Raspberry Pi Powered LED Lamp

Dheepak Krishnamurthy

Published on

With a Raspberry Pi, you can control a RGB addressable LED strip. The instructions are very simple [1] and the results are pretty cool. I decided to make a desk lamp with a web interface. This post will go through the steps to build your own Pi powered desk lamp.

Raspberry Pi Powered LED Desk Lamp


  • Raspberry Pi
  • Memory card (greater than 4 GB recommended)
  • Power Adapter
  • LED Strip (LPD8806)
  • Wires
  • Lamp shade


Any model of the Raspberry Pi should work for this project. First we need to set up the Raspberry Pi.


To use SPI on the Raspberry Pi, you need to connect 4 pins. Adafruit has an excellent image in their tutorial that shows how you can do this, which I’ve also linked below.

I’ve used the same power source to the LED strip to power the Raspberry Pi as well.

I found the lamp shades on Amazon. I purchased them in white, since the LEDs are RGB.

I purchased the LED strip from Adafruit.


Download the latest Raspbian from the official source. I used the image 2016-03-18-raspbian-jessie.img. Flash the operating system onto a memory card.

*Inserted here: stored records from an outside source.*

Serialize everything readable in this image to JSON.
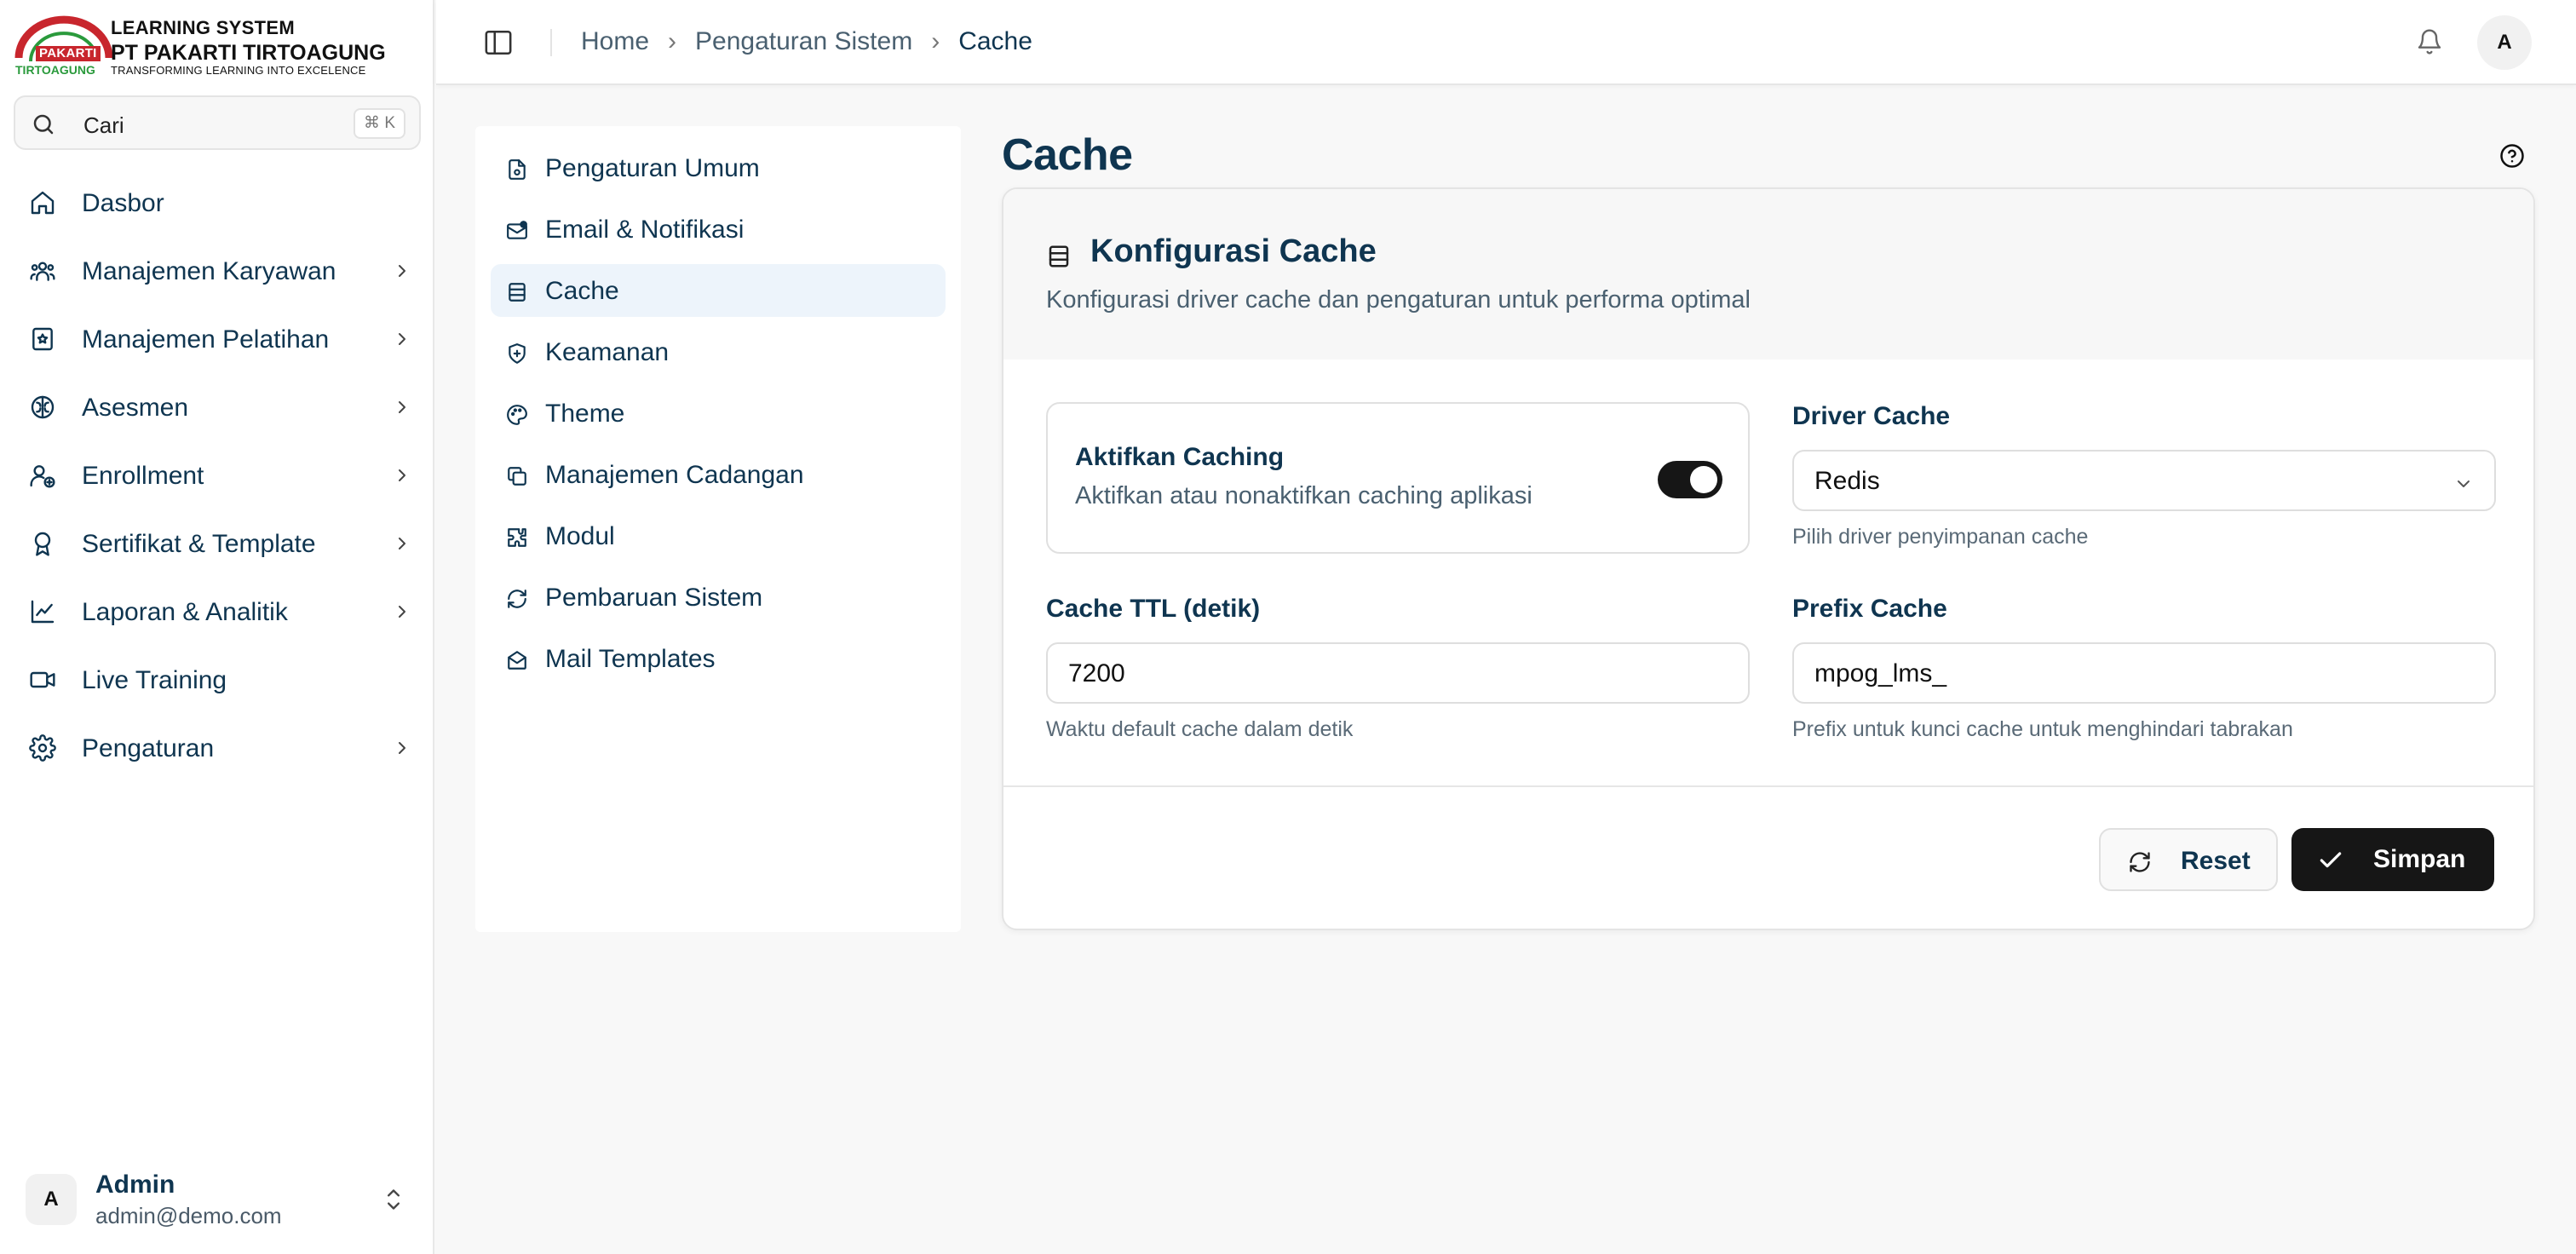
{
  "brand": {
    "logo_text_top": "PAKARTI",
    "logo_text_bottom": "TIRTOAGUNG",
    "line1": "LEARNING SYSTEM",
    "line2": "PT PAKARTI TIRTOAGUNG",
    "line3": "TRANSFORMING LEARNING INTO EXCELENCE",
    "colors": {
      "red": "#c8262d",
      "green": "#2a9a3c"
    }
  },
  "search": {
    "label": "Cari",
    "shortcut": "⌘ K",
    "icon": "search-icon"
  },
  "sidebar": {
    "items": [
      {
        "label": "Dasbor",
        "icon": "home-icon",
        "has_children": false
      },
      {
        "label": "Manajemen Karyawan",
        "icon": "users-icon",
        "has_children": true
      },
      {
        "label": "Manajemen Pelatihan",
        "icon": "book-star-icon",
        "has_children": true
      },
      {
        "label": "Asesmen",
        "icon": "brain-icon",
        "has_children": true
      },
      {
        "label": "Enrollment",
        "icon": "user-plus-icon",
        "has_children": true
      },
      {
        "label": "Sertifikat & Template",
        "icon": "award-icon",
        "has_children": true
      },
      {
        "label": "Laporan & Analitik",
        "icon": "chart-line-icon",
        "has_children": true
      },
      {
        "label": "Live Training",
        "icon": "video-icon",
        "has_children": false
      },
      {
        "label": "Pengaturan",
        "icon": "gear-icon",
        "has_children": true
      }
    ]
  },
  "user": {
    "initial": "A",
    "name": "Admin",
    "email": "admin@demo.com"
  },
  "header": {
    "breadcrumb": [
      "Home",
      "Pengaturan Sistem",
      "Cache"
    ],
    "avatar_initial": "A"
  },
  "settings_nav": {
    "active": "Cache",
    "items": [
      {
        "label": "Pengaturan Umum",
        "icon": "file-settings-icon"
      },
      {
        "label": "Email & Notifikasi",
        "icon": "mail-notification-icon"
      },
      {
        "label": "Cache",
        "icon": "database-icon"
      },
      {
        "label": "Keamanan",
        "icon": "shield-plus-icon"
      },
      {
        "label": "Theme",
        "icon": "palette-icon"
      },
      {
        "label": "Manajemen Cadangan",
        "icon": "copy-icon"
      },
      {
        "label": "Modul",
        "icon": "puzzle-icon"
      },
      {
        "label": "Pembaruan Sistem",
        "icon": "refresh-icon"
      },
      {
        "label": "Mail Templates",
        "icon": "mail-open-icon"
      }
    ]
  },
  "page": {
    "title": "Cache"
  },
  "card": {
    "title": "Konfigurasi Cache",
    "description": "Konfigurasi driver cache dan pengaturan untuk performa optimal",
    "toggle": {
      "title": "Aktifkan Caching",
      "description": "Aktifkan atau nonaktifkan caching aplikasi",
      "enabled": true
    },
    "driver": {
      "label": "Driver Cache",
      "value": "Redis",
      "hint": "Pilih driver penyimpanan cache"
    },
    "ttl": {
      "label": "Cache TTL (detik)",
      "value": "7200",
      "hint": "Waktu default cache dalam detik"
    },
    "prefix": {
      "label": "Prefix Cache",
      "value": "mpog_lms_",
      "hint": "Prefix untuk kunci cache untuk menghindari tabrakan"
    },
    "reset_label": "Reset",
    "save_label": "Simpan"
  },
  "colors": {
    "text": "#0f3550",
    "primary_button": "#161616",
    "active_nav": "#edf4fb"
  }
}
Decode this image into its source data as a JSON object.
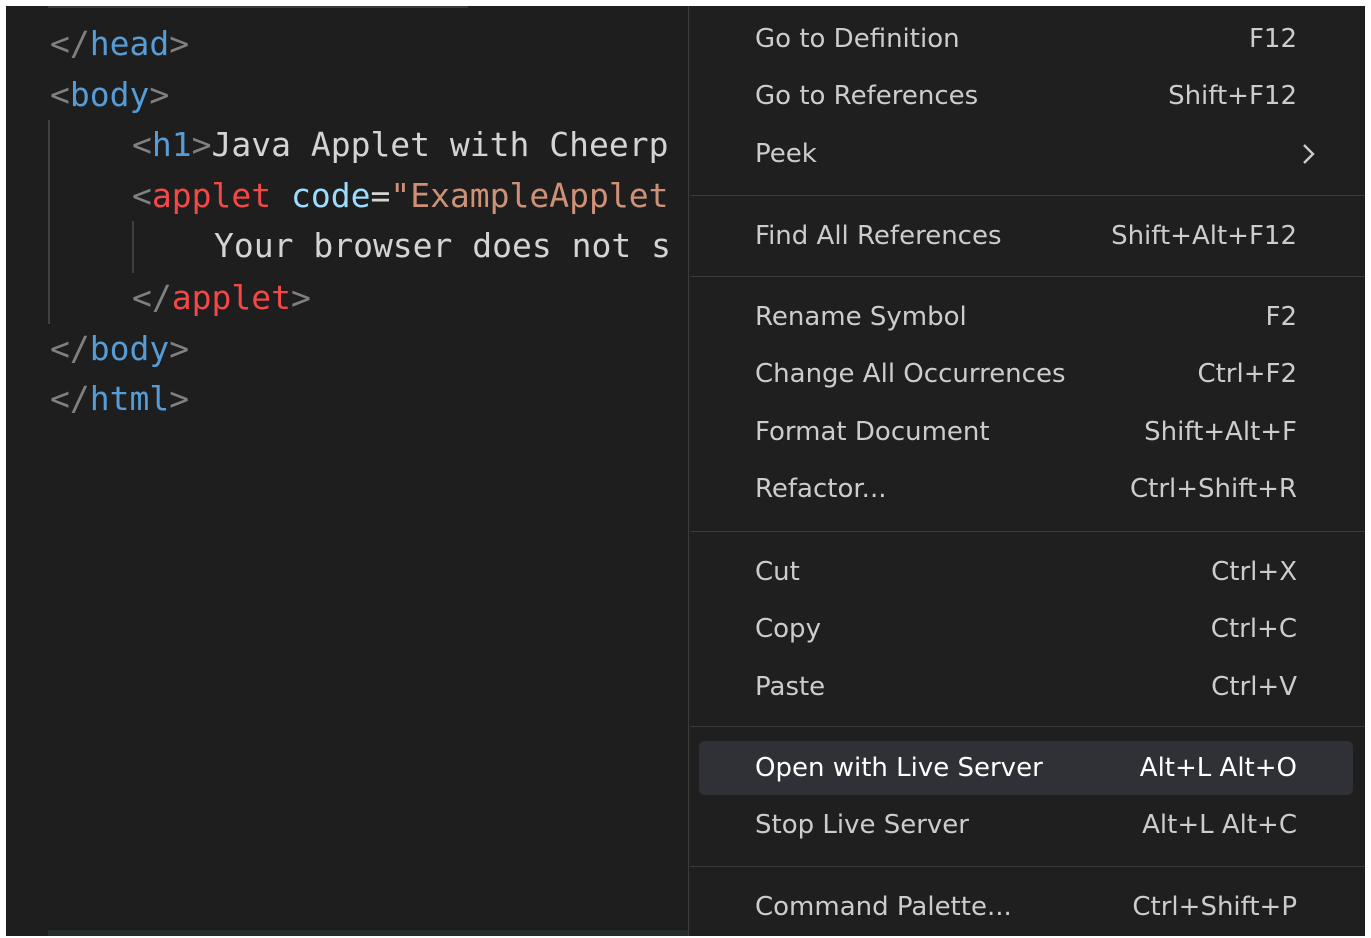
{
  "editor": {
    "lines": {
      "line1": {
        "open": "</",
        "tag": "head",
        "close": ">"
      },
      "line2": {
        "open": "<",
        "tag": "body",
        "close": ">"
      },
      "line3": {
        "open": "<",
        "tag": "h1",
        "close": ">",
        "text": "Java Applet with Cheerp"
      },
      "line4": {
        "open": "<",
        "tag": "applet",
        "space": " ",
        "attr": "code",
        "eq": "=",
        "str": "\"ExampleApplet"
      },
      "line5": {
        "text": "Your browser does not s"
      },
      "line6": {
        "open": "</",
        "tag": "applet",
        "close": ">"
      },
      "line7": {
        "open": "</",
        "tag": "body",
        "close": ">"
      },
      "line8": {
        "open": "</",
        "tag": "html",
        "close": ">"
      }
    }
  },
  "menu": {
    "items": [
      {
        "label": "Go to Definition",
        "shortcut": "F12"
      },
      {
        "label": "Go to References",
        "shortcut": "Shift+F12"
      },
      {
        "label": "Peek",
        "shortcut": ""
      },
      {
        "label": "Find All References",
        "shortcut": "Shift+Alt+F12"
      },
      {
        "label": "Rename Symbol",
        "shortcut": "F2"
      },
      {
        "label": "Change All Occurrences",
        "shortcut": "Ctrl+F2"
      },
      {
        "label": "Format Document",
        "shortcut": "Shift+Alt+F"
      },
      {
        "label": "Refactor...",
        "shortcut": "Ctrl+Shift+R"
      },
      {
        "label": "Cut",
        "shortcut": "Ctrl+X"
      },
      {
        "label": "Copy",
        "shortcut": "Ctrl+C"
      },
      {
        "label": "Paste",
        "shortcut": "Ctrl+V"
      },
      {
        "label": "Open with Live Server",
        "shortcut": "Alt+L Alt+O"
      },
      {
        "label": "Stop Live Server",
        "shortcut": "Alt+L Alt+C"
      },
      {
        "label": "Command Palette...",
        "shortcut": "Ctrl+Shift+P"
      }
    ],
    "active_item": "Open with Live Server",
    "submenu_icon": "chevron-right-icon"
  },
  "colors": {
    "background": "#1e1e1e",
    "menu_background": "#1f1f1f",
    "menu_hover": "#2f3136",
    "tag": "#569cd6",
    "tag_applet": "#f44747",
    "attribute": "#9cdcfe",
    "string": "#ce9178",
    "punctuation": "#808080",
    "text": "#d4d4d4"
  }
}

sudo dd bs=1m if=2016-03-18-raspbian-jessie.img of=/dev/rdisk$DISKNUMBER

When using dd on OSX, I’ve found that rdisk is much faster than disk.

Optional - Expand the file system to use all the available space on the memory card.

sudo raspi-config
-> Expand File System
-> Save
-> Reboot

To control this particular LED strip, we are going to use the SPI bus on the Raspberry Pi. We need to set up the Pi to use SPI.

sudo raspi-config
-> Advanced Options
-> Enable SPI
-> Enable on Boot
-> Save
-> Reboot

Next, we need to install some packages to use the SPI bus. First, let’s update the Raspberry Pi.

sudo apt-get update
sudo apt-get upgrade

Then we need to install python-dev, pyspidev and BiblioPixel. These are all required to control the LED strip.

sudo apt-get install python-dev
sudo pip install spidev
sudo pip install BiblioPixel

Instead of installing spidev and BiblioPixel, you can also clone the repositories and add them to your PYTHONPATH. I found that sudo pip install <package-name> is easier, however I had to browse through the source code of BiblioPixel and found having a local copy accessible was helpful.

Finally, we need Flask to set up a server on the Raspberry Pi.

sudo pip install Flask

Note - I’ve used sudo for all the pip installations. It is definitely required for spidev, but may not be for the others. You will need to use sudo to run the application, since root access is required to control GPIO pins on the Raspberry Pi.


The tutorial on Adafruit’s page links to a library for their LED strip, which the author has deprecated in favour of the excellent BiblioPixel [2]. I recommend using BiblioPixel as well - if you want to use a different LED strip in the future this will make it very easy to use the same code base.

At this point, you should be able to run a few examples, and see animations on your LED strip.


I’ve set up a simple Flask server and am using a Javascript library called colorwheel to send a user selected color to the Raspberry Pi. The code for the Flask server is available on GitHub under MIT License.

If you want more information, feel free to ask me any questions in the comments section below!


[1] “LED strip and RGB LED software Raspberry Pi LED Spectrum Analyzer Adafruit Learning System.”.

[2] “ManiacalLabs/BiblioPixel,” GitHub.